Exercise requirements:
Every record is to be printed exactly as it appears.

:: Data extracts

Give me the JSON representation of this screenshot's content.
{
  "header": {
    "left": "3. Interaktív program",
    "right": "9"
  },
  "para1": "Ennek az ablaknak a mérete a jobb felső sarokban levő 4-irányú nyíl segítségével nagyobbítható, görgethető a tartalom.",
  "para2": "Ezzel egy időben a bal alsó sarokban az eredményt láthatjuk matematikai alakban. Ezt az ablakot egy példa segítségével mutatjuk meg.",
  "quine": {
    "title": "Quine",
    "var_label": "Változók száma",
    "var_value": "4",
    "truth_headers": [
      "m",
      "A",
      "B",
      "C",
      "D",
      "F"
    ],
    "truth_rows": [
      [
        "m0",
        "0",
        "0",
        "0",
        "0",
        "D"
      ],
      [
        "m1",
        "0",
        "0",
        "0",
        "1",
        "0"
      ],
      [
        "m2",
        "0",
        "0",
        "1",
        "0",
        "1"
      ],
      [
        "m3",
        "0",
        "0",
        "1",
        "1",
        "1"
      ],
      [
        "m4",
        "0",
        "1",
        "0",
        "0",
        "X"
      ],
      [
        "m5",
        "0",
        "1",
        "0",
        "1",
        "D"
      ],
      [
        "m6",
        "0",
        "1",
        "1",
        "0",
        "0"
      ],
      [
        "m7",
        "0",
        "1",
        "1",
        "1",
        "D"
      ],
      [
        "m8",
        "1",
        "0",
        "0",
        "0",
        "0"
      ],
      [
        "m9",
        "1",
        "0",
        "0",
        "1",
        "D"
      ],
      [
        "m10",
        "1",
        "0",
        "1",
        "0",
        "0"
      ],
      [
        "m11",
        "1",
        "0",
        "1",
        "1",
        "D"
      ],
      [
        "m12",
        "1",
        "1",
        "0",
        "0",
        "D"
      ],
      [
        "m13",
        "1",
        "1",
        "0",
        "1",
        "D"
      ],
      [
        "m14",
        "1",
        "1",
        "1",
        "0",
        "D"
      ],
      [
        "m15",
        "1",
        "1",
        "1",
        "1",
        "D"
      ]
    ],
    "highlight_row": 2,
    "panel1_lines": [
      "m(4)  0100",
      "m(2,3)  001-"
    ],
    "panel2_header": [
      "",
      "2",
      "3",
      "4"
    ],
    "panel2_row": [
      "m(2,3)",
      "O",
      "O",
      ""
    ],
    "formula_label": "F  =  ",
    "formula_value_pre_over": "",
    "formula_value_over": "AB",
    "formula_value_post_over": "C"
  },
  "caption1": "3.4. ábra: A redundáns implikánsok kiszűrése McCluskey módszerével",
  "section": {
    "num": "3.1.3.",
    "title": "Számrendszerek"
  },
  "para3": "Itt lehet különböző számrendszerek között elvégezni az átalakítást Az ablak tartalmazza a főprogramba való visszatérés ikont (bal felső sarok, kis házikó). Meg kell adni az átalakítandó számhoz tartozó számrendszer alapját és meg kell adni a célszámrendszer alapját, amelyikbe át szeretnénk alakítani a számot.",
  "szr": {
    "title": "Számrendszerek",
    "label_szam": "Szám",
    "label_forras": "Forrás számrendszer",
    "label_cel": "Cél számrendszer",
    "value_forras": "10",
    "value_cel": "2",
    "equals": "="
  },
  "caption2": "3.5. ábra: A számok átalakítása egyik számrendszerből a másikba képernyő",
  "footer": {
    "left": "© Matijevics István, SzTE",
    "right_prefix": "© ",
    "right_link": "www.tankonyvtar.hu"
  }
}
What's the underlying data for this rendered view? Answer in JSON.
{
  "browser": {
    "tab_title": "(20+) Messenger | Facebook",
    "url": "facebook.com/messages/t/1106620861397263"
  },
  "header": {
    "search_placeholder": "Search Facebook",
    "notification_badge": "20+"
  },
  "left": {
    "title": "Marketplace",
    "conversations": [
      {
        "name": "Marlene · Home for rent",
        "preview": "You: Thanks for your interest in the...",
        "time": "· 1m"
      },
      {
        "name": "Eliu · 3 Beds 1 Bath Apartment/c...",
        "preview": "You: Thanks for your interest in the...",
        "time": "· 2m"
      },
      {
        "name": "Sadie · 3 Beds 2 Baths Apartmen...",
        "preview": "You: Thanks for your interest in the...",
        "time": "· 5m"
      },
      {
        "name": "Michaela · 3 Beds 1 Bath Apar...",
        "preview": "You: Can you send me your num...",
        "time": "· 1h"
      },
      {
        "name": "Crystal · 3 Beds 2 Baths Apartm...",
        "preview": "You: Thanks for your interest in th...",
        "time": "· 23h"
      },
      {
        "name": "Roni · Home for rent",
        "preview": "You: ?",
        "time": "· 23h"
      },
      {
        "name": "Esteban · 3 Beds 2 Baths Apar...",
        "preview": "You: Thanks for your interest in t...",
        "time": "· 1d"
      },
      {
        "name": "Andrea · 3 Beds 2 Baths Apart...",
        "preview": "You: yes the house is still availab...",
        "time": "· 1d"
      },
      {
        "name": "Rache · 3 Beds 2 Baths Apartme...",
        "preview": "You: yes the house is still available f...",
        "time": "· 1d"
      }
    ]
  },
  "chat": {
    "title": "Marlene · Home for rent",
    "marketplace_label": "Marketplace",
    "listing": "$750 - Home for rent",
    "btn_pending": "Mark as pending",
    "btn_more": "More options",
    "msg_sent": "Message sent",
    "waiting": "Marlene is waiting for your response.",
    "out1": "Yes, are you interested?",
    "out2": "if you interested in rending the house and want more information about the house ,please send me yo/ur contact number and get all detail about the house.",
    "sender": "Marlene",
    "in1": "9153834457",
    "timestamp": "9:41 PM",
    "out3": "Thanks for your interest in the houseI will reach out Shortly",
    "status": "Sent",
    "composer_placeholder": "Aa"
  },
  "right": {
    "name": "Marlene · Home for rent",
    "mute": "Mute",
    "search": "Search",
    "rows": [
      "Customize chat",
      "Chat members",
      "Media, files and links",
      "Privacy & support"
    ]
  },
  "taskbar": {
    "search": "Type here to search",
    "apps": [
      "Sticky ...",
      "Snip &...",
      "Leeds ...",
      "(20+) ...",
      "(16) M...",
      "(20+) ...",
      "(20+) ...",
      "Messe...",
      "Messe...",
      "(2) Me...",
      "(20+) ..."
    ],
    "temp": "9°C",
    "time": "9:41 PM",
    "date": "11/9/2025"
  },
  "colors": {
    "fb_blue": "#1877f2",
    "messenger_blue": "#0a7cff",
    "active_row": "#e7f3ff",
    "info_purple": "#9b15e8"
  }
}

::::

Written answer:
Give me the JSON representation of this screenshot's content.
{
  "header": {
    "left": "3. Interaktív program",
    "right": "9"
  },
  "para1": "Ennek az ablaknak a mérete a jobb felső sarokban levő 4-irányú nyíl segítségével nagyobbítható, görgethető a tartalom.",
  "para2": "Ezzel egy időben a bal alsó sarokban az eredményt láthatjuk matematikai alakban. Ezt az ablakot egy példa segítségével mutatjuk meg.",
  "quine": {
    "title": "Quine",
    "var_label": "Változók száma",
    "var_value": "4",
    "truth_headers": [
      "m",
      "A",
      "B",
      "C",
      "D",
      "F"
    ],
    "truth_rows": [
      [
        "m0",
        "0",
        "0",
        "0",
        "0",
        "D"
      ],
      [
        "m1",
        "0",
        "0",
        "0",
        "1",
        "0"
      ],
      [
        "m2",
        "0",
        "0",
        "1",
        "0",
        "1"
      ],
      [
        "m3",
        "0",
        "0",
        "1",
        "1",
        "1"
      ],
      [
        "m4",
        "0",
        "1",
        "0",
        "0",
        "X"
      ],
      [
        "m5",
        "0",
        "1",
        "0",
        "1",
        "D"
      ],
      [
        "m6",
        "0",
        "1",
        "1",
        "0",
        "0"
      ],
      [
        "m7",
        "0",
        "1",
        "1",
        "1",
        "D"
      ],
      [
        "m8",
        "1",
        "0",
        "0",
        "0",
        "0"
      ],
      [
        "m9",
        "1",
        "0",
        "0",
        "1",
        "D"
      ],
      [
        "m10",
        "1",
        "0",
        "1",
        "0",
        "0"
      ],
      [
        "m11",
        "1",
        "0",
        "1",
        "1",
        "D"
      ],
      [
        "m12",
        "1",
        "1",
        "0",
        "0",
        "D"
      ],
      [
        "m13",
        "1",
        "1",
        "0",
        "1",
        "D"
      ],
      [
        "m14",
        "1",
        "1",
        "1",
        "0",
        "D"
      ],
      [
        "m15",
        "1",
        "1",
        "1",
        "1",
        "D"
      ]
    ],
    "highlight_row": 2,
    "panel1_lines": [
      "m(4)  0100",
      "m(2,3)  001-"
    ],
    "panel2_header": [
      "",
      "2",
      "3",
      "4"
    ],
    "panel2_row": [
      "m(2,3)",
      "O",
      "O",
      ""
    ],
    "formula_label": "F  =  ",
    "formula_value_pre_over": "",
    "formula_value_over": "AB",
    "formula_value_post_over": "C"
  },
  "caption1": "3.4. ábra: A redundáns implikánsok kiszűrése McCluskey módszerével",
  "section": {
    "num": "3.1.3.",
    "title": "Számrendszerek"
  },
  "para3": "Itt lehet különböző számrendszerek között elvégezni az átalakítást Az ablak tartalmazza a főprogramba való visszatérés ikont (bal felső sarok, kis házikó). Meg kell adni az átalakítandó számhoz tartozó számrendszer alapját és meg kell adni a célszámrendszer alapját, amelyikbe át szeretnénk alakítani a számot.",
  "szr": {
    "title": "Számrendszerek",
    "label_szam": "Szám",
    "label_forras": "Forrás számrendszer",
    "label_cel": "Cél számrendszer",
    "value_forras": "10",
    "value_cel": "2",
    "equals": "="
  },
  "caption2": "3.5. ábra: A számok átalakítása egyik számrendszerből a másikba képernyő",
  "footer": {
    "left": "© Matijevics István, SzTE",
    "right_prefix": "© ",
    "right_link": "www.tankonyvtar.hu"
  }
}
What's the underlying data for this rendered view? Answer in JSON.
{
  "browser": {
    "tab_title": "(20+) Messenger | Facebook",
    "url": "facebook.com/messages/t/1106620861397263"
  },
  "header": {
    "search_placeholder": "Search Facebook",
    "notification_badge": "20+"
  },
  "left": {
    "title": "Marketplace",
    "conversations": [
      {
        "name": "Marlene · Home for rent",
        "preview": "You: Thanks for your interest in the...",
        "time": "· 1m"
      },
      {
        "name": "Eliu · 3 Beds 1 Bath Apartment/c...",
        "preview": "You: Thanks for your interest in the...",
        "time": "· 2m"
      },
      {
        "name": "Sadie · 3 Beds 2 Baths Apartmen...",
        "preview": "You: Thanks for your interest in the...",
        "time": "· 5m"
      },
      {
        "name": "Michaela · 3 Beds 1 Bath Apar...",
        "preview": "You: Can you send me your num...",
        "time": "· 1h"
      },
      {
        "name": "Crystal · 3 Beds 2 Baths Apartm...",
        "preview": "You: Thanks for your interest in th...",
        "time": "· 23h"
      },
      {
        "name": "Roni · Home for rent",
        "preview": "You: ?",
        "time": "· 23h"
      },
      {
        "name": "Esteban · 3 Beds 2 Baths Apar...",
        "preview": "You: Thanks for your interest in t...",
        "time": "· 1d"
      },
      {
        "name": "Andrea · 3 Beds 2 Baths Apart...",
        "preview": "You: yes the house is still availab...",
        "time": "· 1d"
      },
      {
        "name": "Rache · 3 Beds 2 Baths Apartme...",
        "preview": "You: yes the house is still available f...",
        "time": "· 1d"
      }
    ]
  },
  "chat": {
    "title": "Marlene · Home for rent",
    "marketplace_label": "Marketplace",
    "listing": "$750 - Home for rent",
    "btn_pending": "Mark as pending",
    "btn_more": "More options",
    "msg_sent": "Message sent",
    "waiting": "Marlene is waiting for your response.",
    "out1": "Yes, are you interested?",
    "out2": "if you interested in rending the house and want more information about the house ,please send me yo/ur contact number and get all detail about the house.",
    "sender": "Marlene",
    "in1": "9153834457",
    "timestamp": "9:41 PM",
    "out3": "Thanks for your interest in the houseI will reach out Shortly",
    "status": "Sent",
    "composer_placeholder": "Aa"
  },
  "right": {
    "name": "Marlene · Home for rent",
    "mute": "Mute",
    "search": "Search",
    "rows": [
      "Customize chat",
      "Chat members",
      "Media, files and links",
      "Privacy & support"
    ]
  },
  "taskbar": {
    "search": "Type here to search",
    "apps": [
      "Sticky ...",
      "Snip &...",
      "Leeds ...",
      "(20+) ...",
      "(16) M...",
      "(20+) ...",
      "(20+) ...",
      "Messe...",
      "Messe...",
      "(2) Me...",
      "(20+) ..."
    ],
    "temp": "9°C",
    "time": "9:41 PM",
    "date": "11/9/2025"
  },
  "colors": {
    "fb_blue": "#1877f2",
    "messenger_blue": "#0a7cff",
    "active_row": "#e7f3ff",
    "info_purple": "#9b15e8"
  }
}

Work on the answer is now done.